[Start of Attachment]

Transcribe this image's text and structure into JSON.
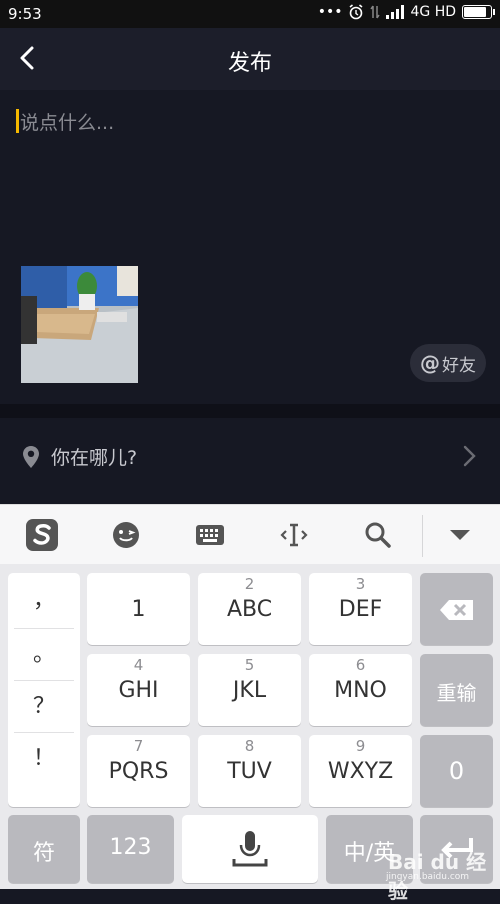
{
  "status_bar": {
    "time": "9:53",
    "network": "4G HD"
  },
  "header": {
    "title": "发布"
  },
  "compose": {
    "placeholder": "说点什么...",
    "mention_label": "好友"
  },
  "location": {
    "label": "你在哪儿?"
  },
  "keyboard": {
    "toolbar_icons": [
      "sogou-logo-icon",
      "emoji-icon",
      "keyboard-icon",
      "cursor-icon",
      "search-icon",
      "collapse-icon"
    ],
    "punctuation": [
      "，",
      "。",
      "？",
      "！"
    ],
    "keys": [
      {
        "sub": "",
        "main": "1"
      },
      {
        "sub": "2",
        "main": "ABC"
      },
      {
        "sub": "3",
        "main": "DEF"
      },
      {
        "sub": "4",
        "main": "GHI"
      },
      {
        "sub": "5",
        "main": "JKL"
      },
      {
        "sub": "6",
        "main": "MNO"
      },
      {
        "sub": "7",
        "main": "PQRS"
      },
      {
        "sub": "8",
        "main": "TUV"
      },
      {
        "sub": "9",
        "main": "WXYZ"
      }
    ],
    "reenter_label": "重输",
    "zero_label": "0",
    "symbol_label": "符",
    "num_label": "123",
    "lang_label": "中/英"
  },
  "watermark": {
    "brand": "Bai du 经验",
    "url": "jingyan.baidu.com"
  }
}
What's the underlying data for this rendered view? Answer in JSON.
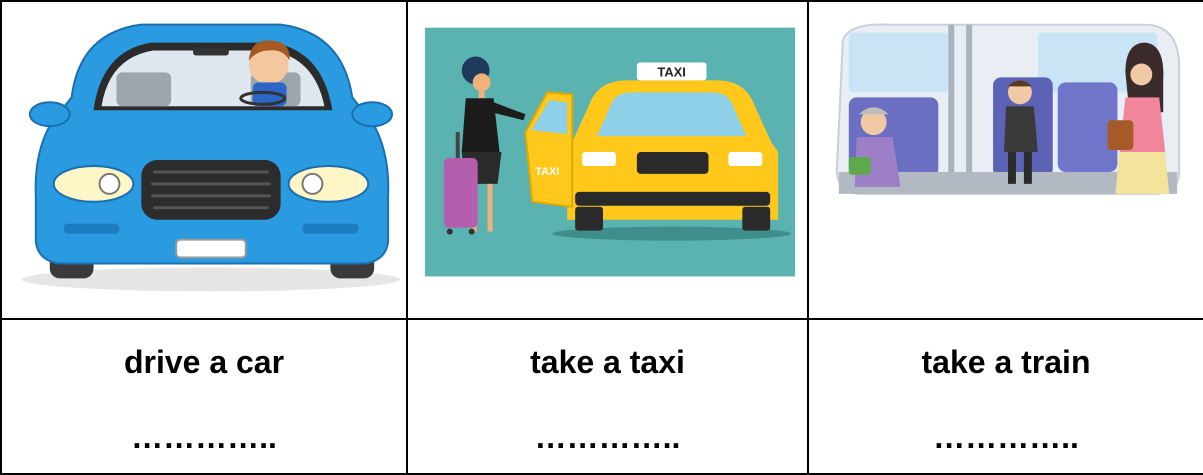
{
  "cards": [
    {
      "phrase": "drive a car",
      "blank": "………….."
    },
    {
      "phrase": "take a taxi",
      "blank": "………….."
    },
    {
      "phrase": "take a train",
      "blank": "………….."
    }
  ],
  "taxi_sign": "TAXI",
  "taxi_door_text": "TAXI",
  "colors": {
    "car_blue": "#2a9be0",
    "taxi_yellow": "#ffc81a",
    "taxi_bg": "#5bb3b1",
    "border": "#000000"
  }
}
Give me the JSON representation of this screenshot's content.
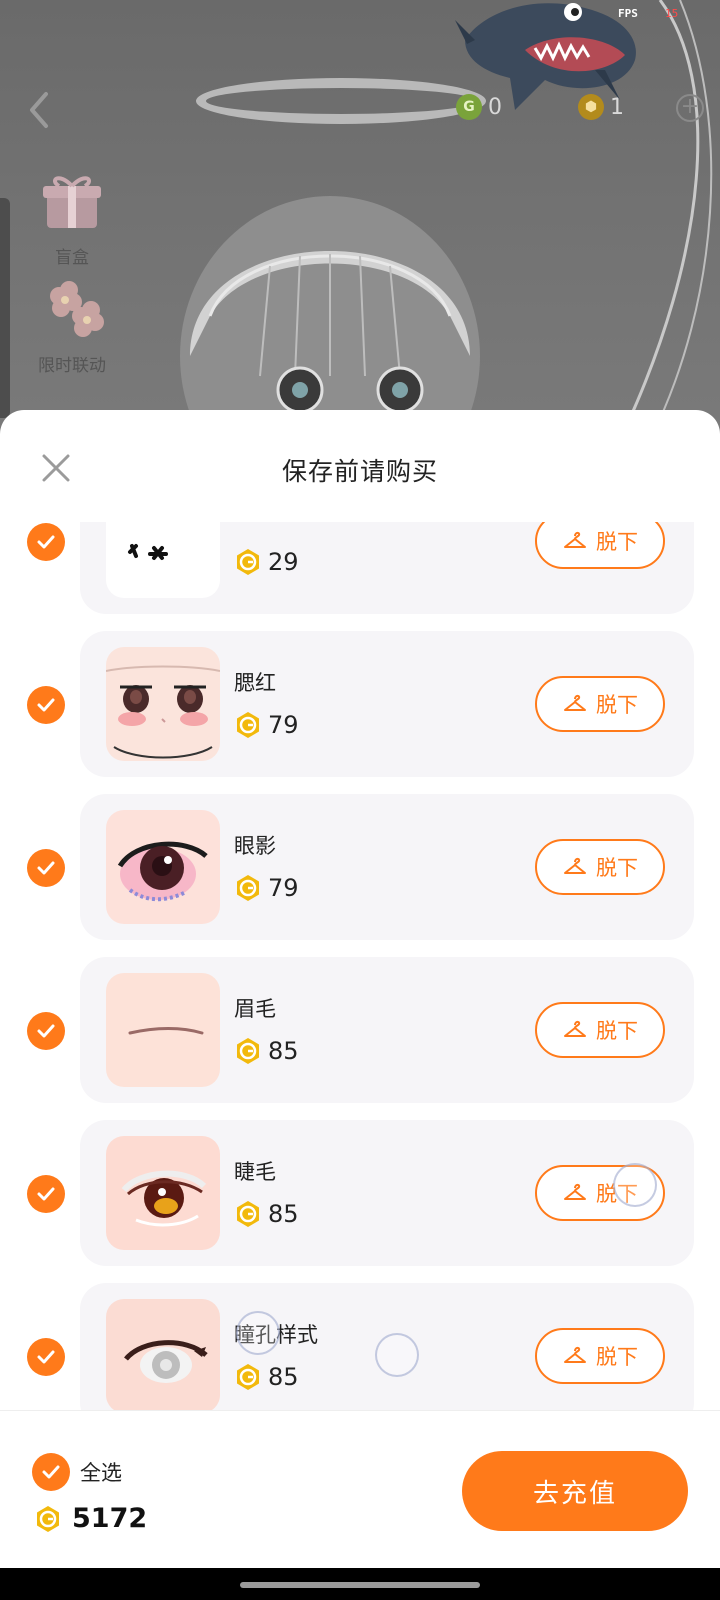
{
  "status": {
    "fps_label": "FPS",
    "fps_value": "15"
  },
  "topbar": {
    "green_coin_count": "0",
    "gold_coin_count": "1"
  },
  "side_menu": [
    {
      "label": "盲盒",
      "icon": "gift-box-icon"
    },
    {
      "label": "限时联动",
      "icon": "flower-icon"
    }
  ],
  "sheet": {
    "title": "保存前请购买",
    "items": [
      {
        "name": "",
        "price": "29",
        "checked": true,
        "remove_label": "脱下",
        "thumb": "face-sticker"
      },
      {
        "name": "腮红",
        "price": "79",
        "checked": true,
        "remove_label": "脱下",
        "thumb": "blush"
      },
      {
        "name": "眼影",
        "price": "79",
        "checked": true,
        "remove_label": "脱下",
        "thumb": "eyeshadow"
      },
      {
        "name": "眉毛",
        "price": "85",
        "checked": true,
        "remove_label": "脱下",
        "thumb": "eyebrow"
      },
      {
        "name": "睫毛",
        "price": "85",
        "checked": true,
        "remove_label": "脱下",
        "thumb": "eyelash"
      },
      {
        "name": "瞳孔样式",
        "price": "85",
        "checked": true,
        "remove_label": "脱下",
        "thumb": "pupil"
      }
    ]
  },
  "footer": {
    "select_all_label": "全选",
    "total": "5172",
    "recharge_label": "去充值"
  },
  "colors": {
    "accent": "#ff7a1a",
    "coin": "#f2b90c"
  }
}
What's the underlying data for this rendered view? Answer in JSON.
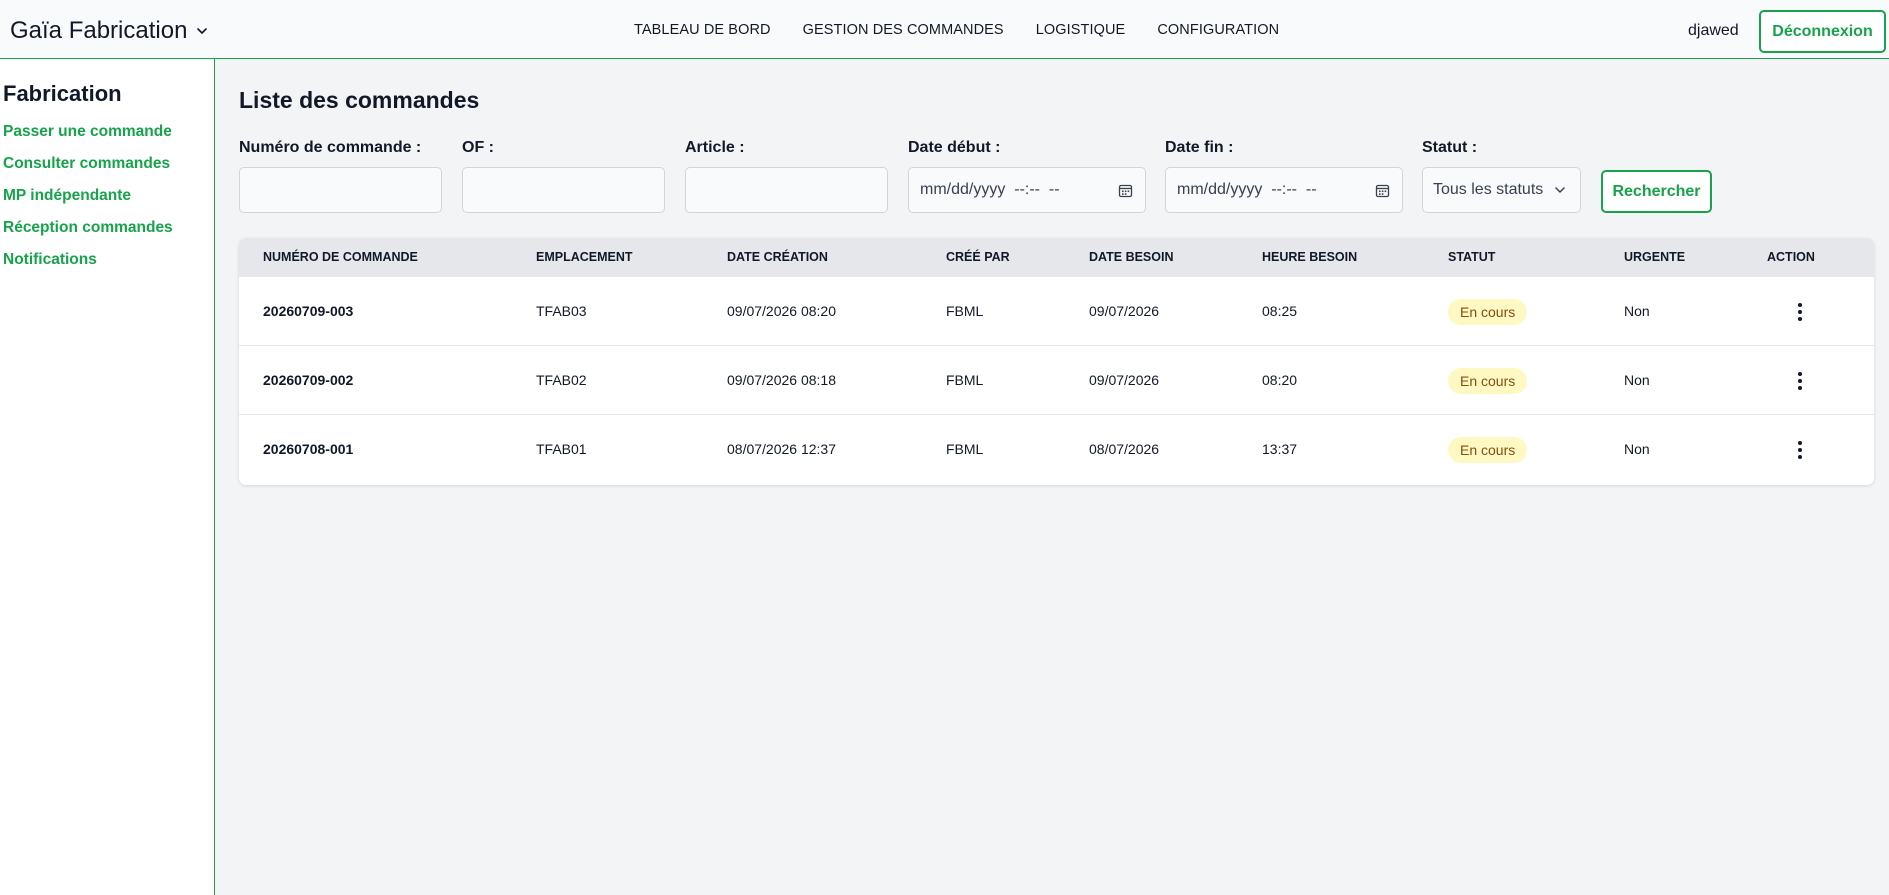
{
  "header": {
    "brand": "Gaïa Fabrication",
    "nav": [
      "TABLEAU DE BORD",
      "GESTION DES COMMANDES",
      "LOGISTIQUE",
      "CONFIGURATION"
    ],
    "user": "djawed",
    "logout_label": "Déconnexion"
  },
  "sidebar": {
    "title": "Fabrication",
    "links": [
      "Passer une commande",
      "Consulter commandes",
      "MP indépendante",
      "Réception commandes",
      "Notifications"
    ]
  },
  "main": {
    "title": "Liste des commandes",
    "filters": {
      "order_number_label": "Numéro de commande :",
      "of_label": "OF :",
      "article_label": "Article :",
      "start_date_label": "Date début :",
      "start_date_placeholder": "mm/dd/yyyy  --:--  --",
      "end_date_label": "Date fin :",
      "end_date_placeholder": "mm/dd/yyyy  --:--  --",
      "status_label": "Statut :",
      "status_value": "Tous les statuts",
      "search_label": "Rechercher"
    },
    "table": {
      "headers": [
        "Numéro de commande",
        "Emplacement",
        "Date création",
        "Créé par",
        "Date besoin",
        "Heure besoin",
        "Statut",
        "Urgente",
        "Action"
      ],
      "rows": [
        {
          "numero": "20260709-003",
          "emplacement": "TFAB03",
          "date_creation": "09/07/2026 08:20",
          "cree_par": "FBML",
          "date_besoin": "09/07/2026",
          "heure_besoin": "08:25",
          "statut": "En cours",
          "urgente": "Non"
        },
        {
          "numero": "20260709-002",
          "emplacement": "TFAB02",
          "date_creation": "09/07/2026 08:18",
          "cree_par": "FBML",
          "date_besoin": "09/07/2026",
          "heure_besoin": "08:20",
          "statut": "En cours",
          "urgente": "Non"
        },
        {
          "numero": "20260708-001",
          "emplacement": "TFAB01",
          "date_creation": "08/07/2026 12:37",
          "cree_par": "FBML",
          "date_besoin": "08/07/2026",
          "heure_besoin": "13:37",
          "statut": "En cours",
          "urgente": "Non"
        }
      ]
    }
  },
  "colors": {
    "accent": "#16a34a",
    "badge_bg": "#fef9c3",
    "badge_text": "#854d0e",
    "table_header_bg": "#e5e7eb",
    "page_bg": "#f3f4f6"
  }
}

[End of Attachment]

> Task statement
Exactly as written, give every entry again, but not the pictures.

> Reply
Transcribe this image's text and structure into JSON.
{
  "status_bar": {
    "time": "9:53",
    "network": "4G HD"
  },
  "header": {
    "title": "发布"
  },
  "compose": {
    "placeholder": "说点什么...",
    "mention_label": "好友"
  },
  "location": {
    "label": "你在哪儿?"
  },
  "keyboard": {
    "toolbar_icons": [
      "sogou-logo-icon",
      "emoji-icon",
      "keyboard-icon",
      "cursor-icon",
      "search-icon",
      "collapse-icon"
    ],
    "punctuation": [
      "，",
      "。",
      "？",
      "！"
    ],
    "keys": [
      {
        "sub": "",
        "main": "1"
      },
      {
        "sub": "2",
        "main": "ABC"
      },
      {
        "sub": "3",
        "main": "DEF"
      },
      {
        "sub": "4",
        "main": "GHI"
      },
      {
        "sub": "5",
        "main": "JKL"
      },
      {
        "sub": "6",
        "main": "MNO"
      },
      {
        "sub": "7",
        "main": "PQRS"
      },
      {
        "sub": "8",
        "main": "TUV"
      },
      {
        "sub": "9",
        "main": "WXYZ"
      }
    ],
    "reenter_label": "重输",
    "zero_label": "0",
    "symbol_label": "符",
    "num_label": "123",
    "lang_label": "中/英"
  },
  "watermark": {
    "brand": "Bai du 经验",
    "url": "jingyan.baidu.com"
  }
}
What's the underlying data for this rendered view? Answer in JSON.
{
  "cards": [
    {
      "phrase": "drive a car",
      "blank": "………….."
    },
    {
      "phrase": "take a taxi",
      "blank": "………….."
    },
    {
      "phrase": "take a train",
      "blank": "………….."
    }
  ],
  "taxi_sign": "TAXI",
  "taxi_door_text": "TAXI",
  "colors": {
    "car_blue": "#2a9be0",
    "taxi_yellow": "#ffc81a",
    "taxi_bg": "#5bb3b1",
    "border": "#000000"
  }
}
Give me the JSON representation of this screenshot's content.
{
  "status": {
    "fps_label": "FPS",
    "fps_value": "15"
  },
  "topbar": {
    "green_coin_count": "0",
    "gold_coin_count": "1"
  },
  "side_menu": [
    {
      "label": "盲盒",
      "icon": "gift-box-icon"
    },
    {
      "label": "限时联动",
      "icon": "flower-icon"
    }
  ],
  "sheet": {
    "title": "保存前请购买",
    "items": [
      {
        "name": "",
        "price": "29",
        "checked": true,
        "remove_label": "脱下",
        "thumb": "face-sticker"
      },
      {
        "name": "腮红",
        "price": "79",
        "checked": true,
        "remove_label": "脱下",
        "thumb": "blush"
      },
      {
        "name": "眼影",
        "price": "79",
        "checked": true,
        "remove_label": "脱下",
        "thumb": "eyeshadow"
      },
      {
        "name": "眉毛",
        "price": "85",
        "checked": true,
        "remove_label": "脱下",
        "thumb": "eyebrow"
      },
      {
        "name": "睫毛",
        "price": "85",
        "checked": true,
        "remove_label": "脱下",
        "thumb": "eyelash"
      },
      {
        "name": "瞳孔样式",
        "price": "85",
        "checked": true,
        "remove_label": "脱下",
        "thumb": "pupil"
      }
    ]
  },
  "footer": {
    "select_all_label": "全选",
    "total": "5172",
    "recharge_label": "去充值"
  },
  "colors": {
    "accent": "#ff7a1a",
    "coin": "#f2b90c"
  }
}
What's the underlying data for this rendered view? Answer in JSON.
{
  "header": {
    "brand": "Gaïa Fabrication",
    "nav": [
      "TABLEAU DE BORD",
      "GESTION DES COMMANDES",
      "LOGISTIQUE",
      "CONFIGURATION"
    ],
    "user": "djawed",
    "logout_label": "Déconnexion"
  },
  "sidebar": {
    "title": "Fabrication",
    "links": [
      "Passer une commande",
      "Consulter commandes",
      "MP indépendante",
      "Réception commandes",
      "Notifications"
    ]
  },
  "main": {
    "title": "Liste des commandes",
    "filters": {
      "order_number_label": "Numéro de commande :",
      "of_label": "OF :",
      "article_label": "Article :",
      "start_date_label": "Date début :",
      "start_date_placeholder": "mm/dd/yyyy  --:--  --",
      "end_date_label": "Date fin :",
      "end_date_placeholder": "mm/dd/yyyy  --:--  --",
      "status_label": "Statut :",
      "status_value": "Tous les statuts",
      "search_label": "Rechercher"
    },
    "table": {
      "headers": [
        "Numéro de commande",
        "Emplacement",
        "Date création",
        "Créé par",
        "Date besoin",
        "Heure besoin",
        "Statut",
        "Urgente",
        "Action"
      ],
      "rows": [
        {
          "numero": "20260709-003",
          "emplacement": "TFAB03",
          "date_creation": "09/07/2026 08:20",
          "cree_par": "FBML",
          "date_besoin": "09/07/2026",
          "heure_besoin": "08:25",
          "statut": "En cours",
          "urgente": "Non"
        },
        {
          "numero": "20260709-002",
          "emplacement": "TFAB02",
          "date_creation": "09/07/2026 08:18",
          "cree_par": "FBML",
          "date_besoin": "09/07/2026",
          "heure_besoin": "08:20",
          "statut": "En cours",
          "urgente": "Non"
        },
        {
          "numero": "20260708-001",
          "emplacement": "TFAB01",
          "date_creation": "08/07/2026 12:37",
          "cree_par": "FBML",
          "date_besoin": "08/07/2026",
          "heure_besoin": "13:37",
          "statut": "En cours",
          "urgente": "Non"
        }
      ]
    }
  },
  "colors": {
    "accent": "#16a34a",
    "badge_bg": "#fef9c3",
    "badge_text": "#854d0e",
    "table_header_bg": "#e5e7eb",
    "page_bg": "#f3f4f6"
  }
}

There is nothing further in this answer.